It says something about the power of the progressive mob that de Blasio was once the voice of sanity on #DefundThePolice, even if only very briefly.
Jazz also reported that “entire city blocks in the Big Apple are currently composed of burned-out husks or empty storefronts with all of their windows smashed out.”
Today we learned that the rot has spread all the way to Fifth Avenue’s priciest storefronts.
Under Democratic Governor Andrew Cuomo and city mayor de Blasio, statewide and local encouragement of lawlessness has been an ongoing project. On January 1 of this year, the state abolished cash bail for most crimes — including nonviolent felonies — and the results have been as awful as they are unsurprising.
Craig Trainor wrote on Monday for National Review:
In New York City, January 2020 saw a 30 percent increase in crime from January 2019. In January and February, 482 individuals were arrested for serious felony offenses, released without bail, and arrested again for committing another 846 new crimes — over a third of them serious felonies. By early March 2020, crime was up in by double digits. The NYPD released an unequivocal statement: “Criminal justice reform serves as a significant reason New York City has seen this uptick in crime.” The dangers were foreseeable and the consequences unnecessary.
Compounding the deadly folly of eliminating bail, New York used the COVID-19 crisis as an excuse to push the longstanding progressive goal of eliminating prison sentences for all kinds of convicts.
Back in March, de Blasio began releasing convicts wholesale without concern for the city’s struggling retailers, be they Fifth Avenue or the mom & pop shop on the corner.
By early April, more than 1,500 had been set free:

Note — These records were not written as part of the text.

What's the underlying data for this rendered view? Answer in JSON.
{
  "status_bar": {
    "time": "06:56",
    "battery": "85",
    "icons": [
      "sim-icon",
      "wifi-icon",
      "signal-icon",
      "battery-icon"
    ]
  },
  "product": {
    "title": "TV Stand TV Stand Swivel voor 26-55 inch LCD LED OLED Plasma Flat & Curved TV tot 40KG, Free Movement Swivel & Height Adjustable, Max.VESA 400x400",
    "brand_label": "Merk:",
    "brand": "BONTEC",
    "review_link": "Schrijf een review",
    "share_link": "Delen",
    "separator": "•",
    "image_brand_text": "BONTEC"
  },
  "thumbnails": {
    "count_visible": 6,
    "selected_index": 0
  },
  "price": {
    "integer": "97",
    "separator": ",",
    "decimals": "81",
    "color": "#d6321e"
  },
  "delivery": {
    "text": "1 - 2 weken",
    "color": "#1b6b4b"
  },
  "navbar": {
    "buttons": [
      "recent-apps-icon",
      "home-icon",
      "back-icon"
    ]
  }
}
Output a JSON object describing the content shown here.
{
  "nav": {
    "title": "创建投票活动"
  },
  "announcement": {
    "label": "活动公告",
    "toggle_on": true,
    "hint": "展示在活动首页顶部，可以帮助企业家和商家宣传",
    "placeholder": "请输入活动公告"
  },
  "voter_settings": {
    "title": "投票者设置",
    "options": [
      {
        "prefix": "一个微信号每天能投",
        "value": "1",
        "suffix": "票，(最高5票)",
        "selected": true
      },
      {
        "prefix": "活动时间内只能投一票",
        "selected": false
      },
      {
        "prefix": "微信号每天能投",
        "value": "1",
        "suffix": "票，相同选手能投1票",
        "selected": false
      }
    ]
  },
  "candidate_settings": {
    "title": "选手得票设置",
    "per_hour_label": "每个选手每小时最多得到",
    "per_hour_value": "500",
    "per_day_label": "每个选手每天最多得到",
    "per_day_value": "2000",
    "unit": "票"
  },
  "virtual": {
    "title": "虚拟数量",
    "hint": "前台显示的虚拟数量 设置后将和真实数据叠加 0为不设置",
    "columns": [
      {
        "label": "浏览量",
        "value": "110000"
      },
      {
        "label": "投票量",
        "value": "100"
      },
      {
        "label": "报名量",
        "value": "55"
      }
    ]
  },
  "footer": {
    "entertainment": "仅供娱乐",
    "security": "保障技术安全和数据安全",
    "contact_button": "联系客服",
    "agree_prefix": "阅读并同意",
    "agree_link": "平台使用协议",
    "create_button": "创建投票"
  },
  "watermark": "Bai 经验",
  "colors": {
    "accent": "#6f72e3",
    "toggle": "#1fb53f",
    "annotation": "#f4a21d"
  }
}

“Largely through efforts from judges, district attorneys, defenders, DOC and New York State DOCCS, over 1,500 people have been released from jail since March 16,” the Mayor’s Office of Criminal Justice touted in a fact sheet posted online. “Today the jail population is at a number last seen in 1949.”
The 20 percent decline from 5,447 city inmates to 4,363 reflect data through April 6, the sheet says.
Those sprung in the last 21 days include 329 “violent felony detainees” and 207 “non-violent felony detainees,” the report says.
So while it’s true that the Wuhan virus has had a serious impact on New York City’s glitzy shopping scene, the longer-lasting and deeper wounds are self-inflicted.
And while plenty of big cities exist happily without super-luxury retail outlets like Valentino’s, it’s impossible to survive without the small shops, restaurants, and convenience stores city-dwellers depend on daily — for their consumer needs and in many cases, for their jobs.
New York City recovered from a decades-long increase in violent crime, finally brought to heel by Republican Mayor Rudy Giuliani and his police commissioner, William Bratton. By going after small crimes like breaking windows and jumping subway fares, they sent the message that crime wasn’t welcome in New York City — and criminals took that message to heart. New York City went from being a deadly national embarrassment to a renaissance and became one of the safest big cities in the world.
Bill de Blasio came into office promising to end broken windows policing, and he did. Since then he’s gone further, supporting everything from elimination of bail to #DefundThePolice to releasing hundreds of violent convicts.
The results speak for themselves, and really New York’s decline — its derenaissance, if you will — has only just begun.
Mister, we could use a man like Rudy Giuliani again.